Problem - Your response should be every line from the entries that includes the string "prices".

Supplied material section start

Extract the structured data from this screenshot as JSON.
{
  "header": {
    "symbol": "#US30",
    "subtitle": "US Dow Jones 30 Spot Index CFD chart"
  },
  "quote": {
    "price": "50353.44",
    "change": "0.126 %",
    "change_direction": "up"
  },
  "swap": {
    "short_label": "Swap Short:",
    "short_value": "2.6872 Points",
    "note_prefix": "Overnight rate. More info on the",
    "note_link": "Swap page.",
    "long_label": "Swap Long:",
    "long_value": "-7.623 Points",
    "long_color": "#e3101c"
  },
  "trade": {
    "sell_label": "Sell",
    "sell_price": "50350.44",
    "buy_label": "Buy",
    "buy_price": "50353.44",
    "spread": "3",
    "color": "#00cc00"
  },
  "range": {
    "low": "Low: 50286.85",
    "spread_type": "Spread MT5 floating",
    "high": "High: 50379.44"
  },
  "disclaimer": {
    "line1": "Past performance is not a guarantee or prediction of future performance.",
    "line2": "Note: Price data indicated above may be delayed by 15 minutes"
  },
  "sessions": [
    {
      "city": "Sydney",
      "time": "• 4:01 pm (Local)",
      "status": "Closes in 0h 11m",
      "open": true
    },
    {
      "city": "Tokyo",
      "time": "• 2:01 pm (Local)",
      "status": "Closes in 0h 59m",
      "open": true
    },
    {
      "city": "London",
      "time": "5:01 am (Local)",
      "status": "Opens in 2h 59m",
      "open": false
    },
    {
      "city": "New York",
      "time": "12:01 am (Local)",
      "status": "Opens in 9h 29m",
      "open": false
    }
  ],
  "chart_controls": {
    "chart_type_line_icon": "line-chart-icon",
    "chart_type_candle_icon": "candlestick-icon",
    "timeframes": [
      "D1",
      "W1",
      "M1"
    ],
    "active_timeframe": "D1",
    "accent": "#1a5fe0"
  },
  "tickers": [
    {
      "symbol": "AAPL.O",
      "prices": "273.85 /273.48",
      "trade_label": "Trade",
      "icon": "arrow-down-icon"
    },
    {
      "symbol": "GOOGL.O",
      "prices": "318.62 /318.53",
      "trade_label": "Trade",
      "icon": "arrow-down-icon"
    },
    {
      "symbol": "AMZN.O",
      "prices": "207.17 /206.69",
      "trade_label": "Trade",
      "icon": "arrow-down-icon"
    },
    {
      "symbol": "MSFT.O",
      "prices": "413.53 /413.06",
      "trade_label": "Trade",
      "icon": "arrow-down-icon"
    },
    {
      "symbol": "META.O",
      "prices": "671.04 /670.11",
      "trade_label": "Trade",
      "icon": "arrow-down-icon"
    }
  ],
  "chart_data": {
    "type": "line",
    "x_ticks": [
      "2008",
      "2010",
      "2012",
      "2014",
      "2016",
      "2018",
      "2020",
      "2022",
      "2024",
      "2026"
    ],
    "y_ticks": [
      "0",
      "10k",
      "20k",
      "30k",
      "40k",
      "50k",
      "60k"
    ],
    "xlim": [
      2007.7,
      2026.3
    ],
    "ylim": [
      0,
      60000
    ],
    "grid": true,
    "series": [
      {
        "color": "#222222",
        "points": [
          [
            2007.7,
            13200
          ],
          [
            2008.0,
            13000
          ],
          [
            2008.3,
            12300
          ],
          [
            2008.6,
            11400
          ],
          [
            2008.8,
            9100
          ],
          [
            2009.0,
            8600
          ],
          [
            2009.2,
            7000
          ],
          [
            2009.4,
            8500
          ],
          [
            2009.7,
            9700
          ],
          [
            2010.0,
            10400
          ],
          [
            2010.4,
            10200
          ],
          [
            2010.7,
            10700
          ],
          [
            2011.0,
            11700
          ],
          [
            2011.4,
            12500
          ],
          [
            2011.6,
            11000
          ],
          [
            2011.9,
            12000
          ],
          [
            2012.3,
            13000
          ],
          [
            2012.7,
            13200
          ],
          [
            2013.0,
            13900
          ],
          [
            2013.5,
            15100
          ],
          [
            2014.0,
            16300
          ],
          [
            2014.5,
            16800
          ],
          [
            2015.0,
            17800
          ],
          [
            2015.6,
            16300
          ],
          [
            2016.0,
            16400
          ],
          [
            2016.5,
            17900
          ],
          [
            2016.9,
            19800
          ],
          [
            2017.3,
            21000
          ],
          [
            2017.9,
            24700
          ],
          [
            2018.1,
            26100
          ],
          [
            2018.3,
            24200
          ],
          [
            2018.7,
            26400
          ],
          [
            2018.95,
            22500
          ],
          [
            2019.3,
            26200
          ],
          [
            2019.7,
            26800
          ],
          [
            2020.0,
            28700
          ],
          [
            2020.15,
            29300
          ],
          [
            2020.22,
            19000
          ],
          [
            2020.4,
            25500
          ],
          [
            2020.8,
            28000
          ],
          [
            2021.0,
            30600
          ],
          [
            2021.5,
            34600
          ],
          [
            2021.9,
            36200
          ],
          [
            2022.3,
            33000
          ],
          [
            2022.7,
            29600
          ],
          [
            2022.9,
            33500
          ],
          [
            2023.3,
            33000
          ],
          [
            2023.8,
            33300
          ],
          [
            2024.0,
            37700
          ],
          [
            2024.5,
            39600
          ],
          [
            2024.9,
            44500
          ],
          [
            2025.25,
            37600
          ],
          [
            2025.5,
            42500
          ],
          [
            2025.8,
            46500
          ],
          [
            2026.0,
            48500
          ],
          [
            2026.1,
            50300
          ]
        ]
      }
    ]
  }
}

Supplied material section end

Answer below -
      "prices": "273.85 /273.48",
      "prices": "318.62 /318.53",
      "prices": "207.17 /206.69",
      "prices": "413.53 /413.06",
      "prices": "671.04 /670.11",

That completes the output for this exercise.